Material for this exercise.

::::::::

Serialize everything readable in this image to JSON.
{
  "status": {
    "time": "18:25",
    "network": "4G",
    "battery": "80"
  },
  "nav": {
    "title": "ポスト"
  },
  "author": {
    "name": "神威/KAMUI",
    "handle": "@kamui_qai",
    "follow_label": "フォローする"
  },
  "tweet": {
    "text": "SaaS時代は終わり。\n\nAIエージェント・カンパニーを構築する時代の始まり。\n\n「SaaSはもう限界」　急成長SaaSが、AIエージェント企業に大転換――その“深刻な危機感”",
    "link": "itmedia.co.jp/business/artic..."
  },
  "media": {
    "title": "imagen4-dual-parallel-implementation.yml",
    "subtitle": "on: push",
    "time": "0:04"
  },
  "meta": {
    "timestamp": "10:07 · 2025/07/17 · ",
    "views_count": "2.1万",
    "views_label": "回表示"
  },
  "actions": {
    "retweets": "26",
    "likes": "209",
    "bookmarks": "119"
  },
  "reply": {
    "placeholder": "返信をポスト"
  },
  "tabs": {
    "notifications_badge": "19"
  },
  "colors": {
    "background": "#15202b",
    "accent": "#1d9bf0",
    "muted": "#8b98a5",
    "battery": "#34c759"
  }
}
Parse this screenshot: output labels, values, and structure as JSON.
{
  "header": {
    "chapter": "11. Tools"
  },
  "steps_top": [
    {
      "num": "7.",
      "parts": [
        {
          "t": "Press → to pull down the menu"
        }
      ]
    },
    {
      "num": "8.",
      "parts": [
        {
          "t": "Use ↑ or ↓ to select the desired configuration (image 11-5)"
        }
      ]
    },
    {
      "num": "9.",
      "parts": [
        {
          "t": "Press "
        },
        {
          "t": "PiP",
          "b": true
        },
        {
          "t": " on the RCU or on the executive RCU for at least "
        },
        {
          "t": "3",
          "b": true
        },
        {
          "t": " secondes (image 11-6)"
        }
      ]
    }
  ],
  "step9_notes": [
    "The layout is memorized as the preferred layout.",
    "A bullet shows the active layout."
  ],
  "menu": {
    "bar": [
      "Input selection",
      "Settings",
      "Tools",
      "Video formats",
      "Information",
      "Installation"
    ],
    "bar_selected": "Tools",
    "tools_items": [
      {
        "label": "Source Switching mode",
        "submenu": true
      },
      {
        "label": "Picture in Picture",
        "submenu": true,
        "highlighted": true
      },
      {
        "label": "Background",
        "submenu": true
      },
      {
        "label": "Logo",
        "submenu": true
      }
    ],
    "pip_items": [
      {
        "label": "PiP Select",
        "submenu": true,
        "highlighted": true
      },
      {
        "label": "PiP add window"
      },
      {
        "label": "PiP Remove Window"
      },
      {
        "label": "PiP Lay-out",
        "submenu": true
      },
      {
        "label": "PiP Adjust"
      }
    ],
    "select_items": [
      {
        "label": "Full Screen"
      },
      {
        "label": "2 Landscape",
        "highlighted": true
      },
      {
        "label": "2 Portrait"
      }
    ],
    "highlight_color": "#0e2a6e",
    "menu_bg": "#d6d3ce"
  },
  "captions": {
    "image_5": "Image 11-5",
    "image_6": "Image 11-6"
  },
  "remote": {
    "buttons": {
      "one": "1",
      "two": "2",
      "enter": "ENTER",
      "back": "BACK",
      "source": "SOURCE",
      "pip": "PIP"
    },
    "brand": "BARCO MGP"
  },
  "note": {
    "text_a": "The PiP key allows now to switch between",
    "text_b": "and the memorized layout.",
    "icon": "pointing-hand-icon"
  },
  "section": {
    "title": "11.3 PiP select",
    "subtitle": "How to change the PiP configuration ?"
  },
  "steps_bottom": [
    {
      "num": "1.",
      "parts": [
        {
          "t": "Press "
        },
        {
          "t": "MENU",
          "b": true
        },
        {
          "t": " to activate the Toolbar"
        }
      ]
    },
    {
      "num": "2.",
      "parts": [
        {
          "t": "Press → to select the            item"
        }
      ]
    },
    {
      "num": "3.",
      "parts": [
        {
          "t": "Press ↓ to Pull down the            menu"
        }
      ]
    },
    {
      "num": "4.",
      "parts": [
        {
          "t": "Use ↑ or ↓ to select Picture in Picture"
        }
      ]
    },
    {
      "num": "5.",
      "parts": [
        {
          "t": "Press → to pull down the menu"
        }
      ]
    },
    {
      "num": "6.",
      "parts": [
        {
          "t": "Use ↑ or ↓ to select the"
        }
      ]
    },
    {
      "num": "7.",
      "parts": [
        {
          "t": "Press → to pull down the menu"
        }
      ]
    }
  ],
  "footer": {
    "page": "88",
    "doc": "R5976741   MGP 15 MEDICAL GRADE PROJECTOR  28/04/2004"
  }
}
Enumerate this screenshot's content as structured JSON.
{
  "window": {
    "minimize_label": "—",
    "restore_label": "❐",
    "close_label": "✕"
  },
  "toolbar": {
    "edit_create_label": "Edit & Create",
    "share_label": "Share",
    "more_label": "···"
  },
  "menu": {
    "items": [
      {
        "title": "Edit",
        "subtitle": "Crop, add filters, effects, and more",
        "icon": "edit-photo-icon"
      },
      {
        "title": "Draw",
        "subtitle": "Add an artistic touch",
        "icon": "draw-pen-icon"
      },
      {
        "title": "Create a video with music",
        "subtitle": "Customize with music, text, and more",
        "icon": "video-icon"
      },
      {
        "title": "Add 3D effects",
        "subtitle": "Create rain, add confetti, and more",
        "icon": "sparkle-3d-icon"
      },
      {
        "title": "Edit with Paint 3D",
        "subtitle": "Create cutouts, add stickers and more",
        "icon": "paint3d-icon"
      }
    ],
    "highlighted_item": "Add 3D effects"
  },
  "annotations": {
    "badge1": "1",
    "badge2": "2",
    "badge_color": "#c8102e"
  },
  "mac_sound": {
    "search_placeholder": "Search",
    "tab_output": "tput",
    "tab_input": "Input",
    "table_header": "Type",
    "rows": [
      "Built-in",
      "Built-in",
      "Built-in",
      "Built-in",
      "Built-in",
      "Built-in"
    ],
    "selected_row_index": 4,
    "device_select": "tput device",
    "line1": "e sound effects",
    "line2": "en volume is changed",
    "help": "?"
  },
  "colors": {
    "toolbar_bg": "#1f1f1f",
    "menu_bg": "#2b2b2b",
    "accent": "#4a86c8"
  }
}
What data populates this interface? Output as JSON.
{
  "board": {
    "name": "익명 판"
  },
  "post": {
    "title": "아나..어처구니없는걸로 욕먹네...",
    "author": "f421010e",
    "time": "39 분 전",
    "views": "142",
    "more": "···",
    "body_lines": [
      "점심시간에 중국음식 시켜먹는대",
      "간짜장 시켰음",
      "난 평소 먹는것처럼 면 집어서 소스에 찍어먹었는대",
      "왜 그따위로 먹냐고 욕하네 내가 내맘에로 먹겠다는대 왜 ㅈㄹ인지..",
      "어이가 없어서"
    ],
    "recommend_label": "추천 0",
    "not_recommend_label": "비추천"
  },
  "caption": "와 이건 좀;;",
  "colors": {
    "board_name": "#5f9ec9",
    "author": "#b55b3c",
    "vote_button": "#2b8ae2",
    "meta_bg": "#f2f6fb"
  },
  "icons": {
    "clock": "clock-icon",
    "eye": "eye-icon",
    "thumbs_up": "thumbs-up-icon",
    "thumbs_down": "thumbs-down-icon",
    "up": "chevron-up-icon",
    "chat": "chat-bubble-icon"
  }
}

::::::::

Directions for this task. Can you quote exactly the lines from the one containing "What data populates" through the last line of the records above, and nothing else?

Answer below.
What data populates this interface? Output as JSON.
{
  "board": {
    "name": "익명 판"
  },
  "post": {
    "title": "아나..어처구니없는걸로 욕먹네...",
    "author": "f421010e",
    "time": "39 분 전",
    "views": "142",
    "more": "···",
    "body_lines": [
      "점심시간에 중국음식 시켜먹는대",
      "간짜장 시켰음",
      "난 평소 먹는것처럼 면 집어서 소스에 찍어먹었는대",
      "왜 그따위로 먹냐고 욕하네 내가 내맘에로 먹겠다는대 왜 ㅈㄹ인지..",
      "어이가 없어서"
    ],
    "recommend_label": "추천 0",
    "not_recommend_label": "비추천"
  },
  "caption": "와 이건 좀;;",
  "colors": {
    "board_name": "#5f9ec9",
    "author": "#b55b3c",
    "vote_button": "#2b8ae2",
    "meta_bg": "#f2f6fb"
  },
  "icons": {
    "clock": "clock-icon",
    "eye": "eye-icon",
    "thumbs_up": "thumbs-up-icon",
    "thumbs_down": "thumbs-down-icon",
    "up": "chevron-up-icon",
    "chat": "chat-bubble-icon"
  }
}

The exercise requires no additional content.